**TO DO**. Counting only lines below that hold "this", give the total alone.

**DATA PROVIDED**.
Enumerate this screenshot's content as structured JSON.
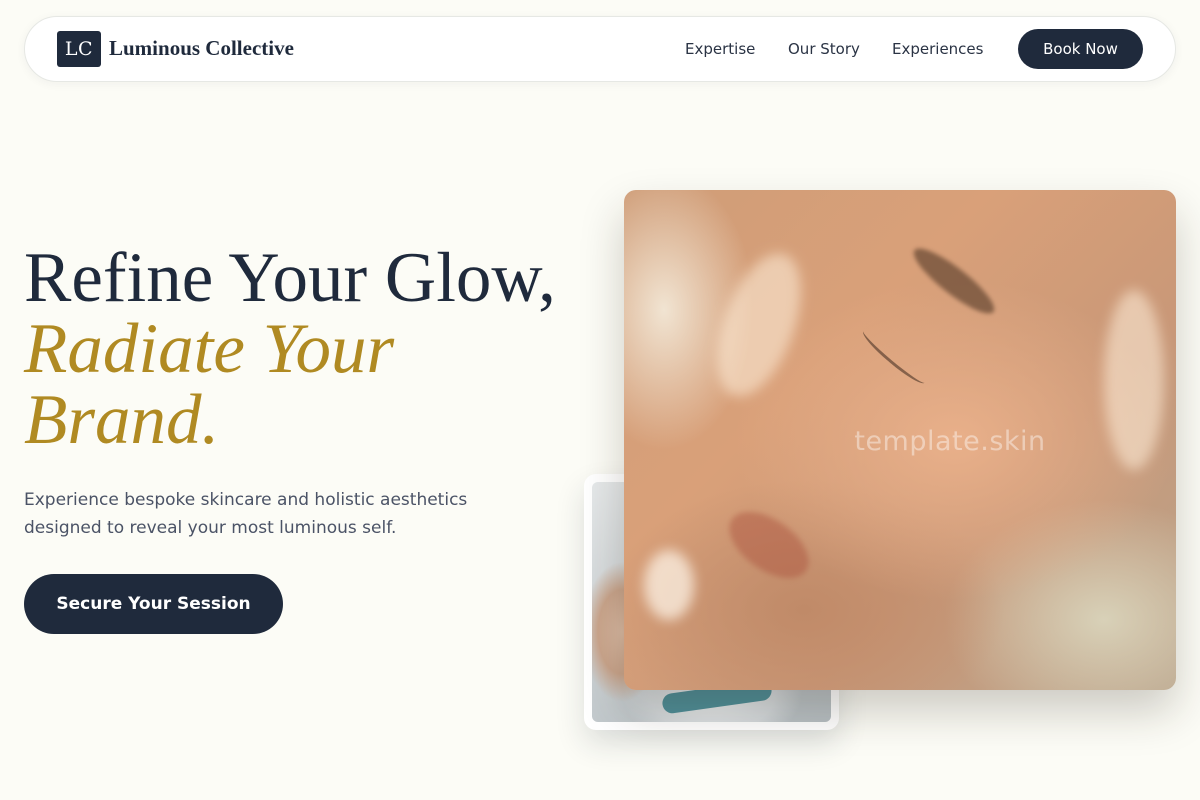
{
  "header": {
    "logo_mark": "LC",
    "brand_name": "Luminous Collective",
    "nav": [
      {
        "label": "Expertise"
      },
      {
        "label": "Our Story"
      },
      {
        "label": "Experiences"
      }
    ],
    "book_label": "Book Now"
  },
  "hero": {
    "headline_line1": "Refine Your Glow,",
    "headline_accent": "Radiate Your Brand.",
    "subtext": "Experience bespoke skincare and holistic aesthetics designed to reveal your most luminous self.",
    "cta_label": "Secure Your Session"
  },
  "images": {
    "main_watermark": "template.skin"
  },
  "colors": {
    "background": "#fcfcf6",
    "navy": "#1f2a3c",
    "gold_accent": "#b08a22",
    "body_text": "#4b5366"
  }
}
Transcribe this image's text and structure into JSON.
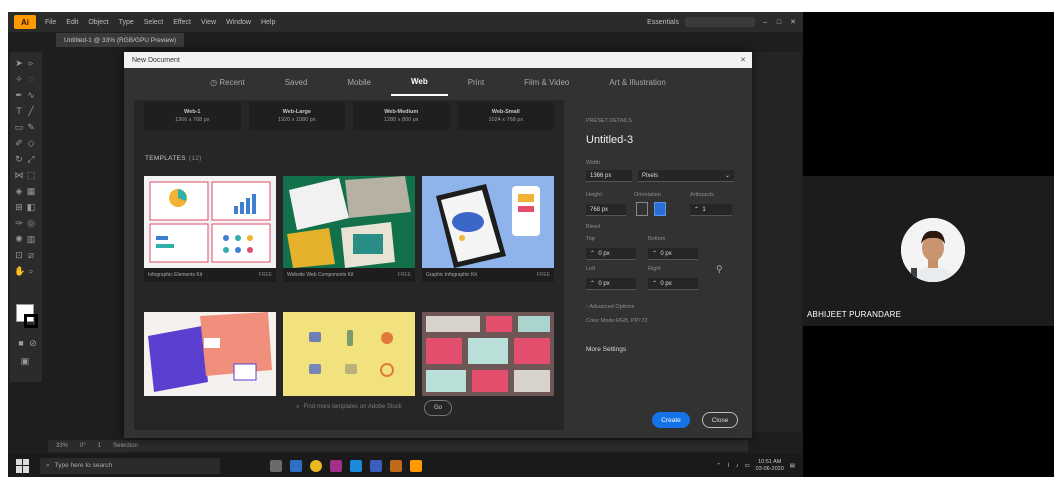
{
  "app": {
    "logo": "Ai",
    "menu": [
      "File",
      "Edit",
      "Object",
      "Type",
      "Select",
      "Effect",
      "View",
      "Window",
      "Help"
    ],
    "workspace": "Essentials",
    "doc_tab": "Untitled-1 @ 33% (RGB/GPU Preview)",
    "status": [
      "33%",
      "0°",
      "1",
      "Selection"
    ]
  },
  "dialog": {
    "title": "New Document",
    "close": "✕",
    "tabs": [
      "Recent",
      "Saved",
      "Mobile",
      "Web",
      "Print",
      "Film & Video",
      "Art & Illustration"
    ],
    "active_tab": "Web",
    "presets": [
      {
        "name": "Web-1",
        "size": "1366 x 768 px"
      },
      {
        "name": "Web-Large",
        "size": "1920 x 1080 px"
      },
      {
        "name": "Web-Medium",
        "size": "1280 x 800 px"
      },
      {
        "name": "Web-Small",
        "size": "1024 x 768 px"
      }
    ],
    "templates_heading": "TEMPLATES",
    "templates_count": "(12)",
    "templates": [
      {
        "name": "Infographic Elements Kit",
        "tag": "FREE"
      },
      {
        "name": "Website Web Components Kit",
        "tag": "FREE"
      },
      {
        "name": "Graphic Infographic Kit",
        "tag": "FREE"
      },
      {
        "name": "",
        "tag": ""
      },
      {
        "name": "",
        "tag": ""
      },
      {
        "name": "",
        "tag": ""
      }
    ],
    "search_placeholder": "Find more templates on Adobe Stock",
    "go_label": "Go",
    "details": {
      "section": "PRESET DETAILS",
      "doc_name": "Untitled-3",
      "width_label": "Width",
      "width_value": "1366 px",
      "width_unit": "Pixels",
      "height_label": "Height",
      "height_value": "768 px",
      "orientation_label": "Orientation",
      "artboards_label": "Artboards",
      "artboards_value": "1",
      "bleed_label": "Bleed",
      "top_label": "Top",
      "top_value": "0 px",
      "bottom_label": "Bottom",
      "bottom_value": "0 px",
      "left_label": "Left",
      "left_value": "0 px",
      "right_label": "Right",
      "right_value": "0 px",
      "advanced_options": "Advanced Options",
      "color_mode": "Color Mode:RGB, PPI:72",
      "more_settings": "More Settings"
    },
    "create_label": "Create",
    "close_label": "Close"
  },
  "taskbar": {
    "search_placeholder": "Type here to search",
    "time": "10:51 AM",
    "date": "03-06-2020"
  },
  "participant": {
    "name": "ABHIJEET PURANDARE"
  }
}
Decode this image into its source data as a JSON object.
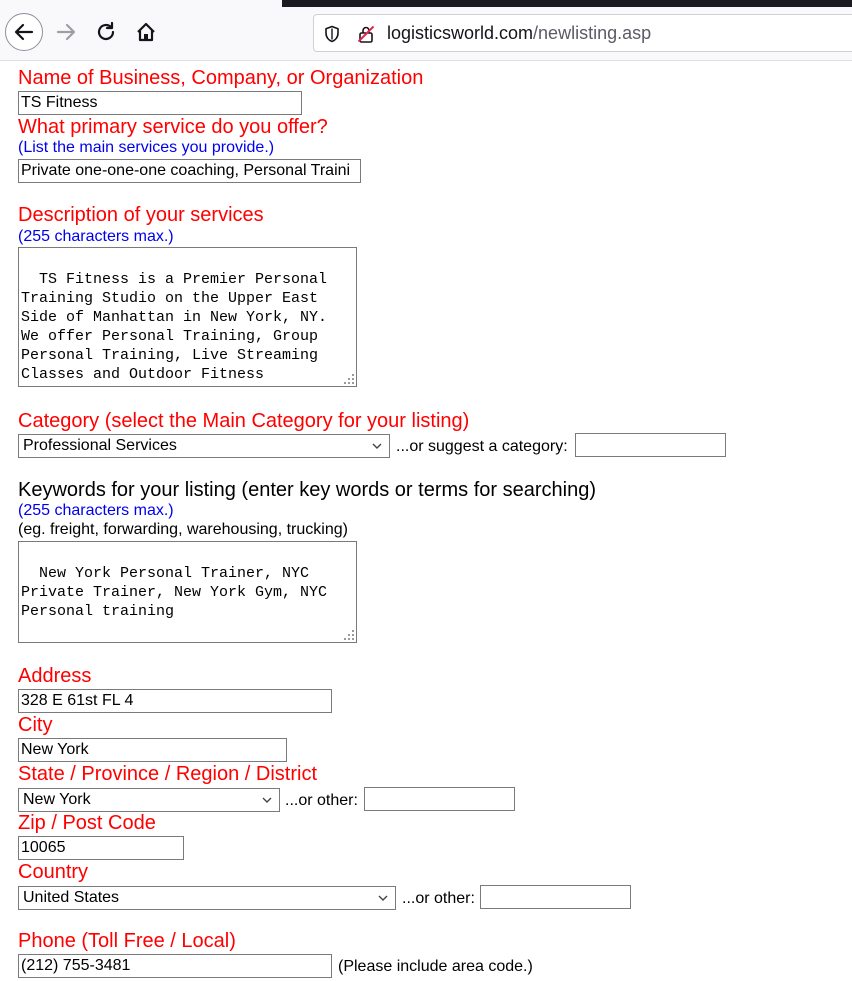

**RESPONSE BELOW**. 3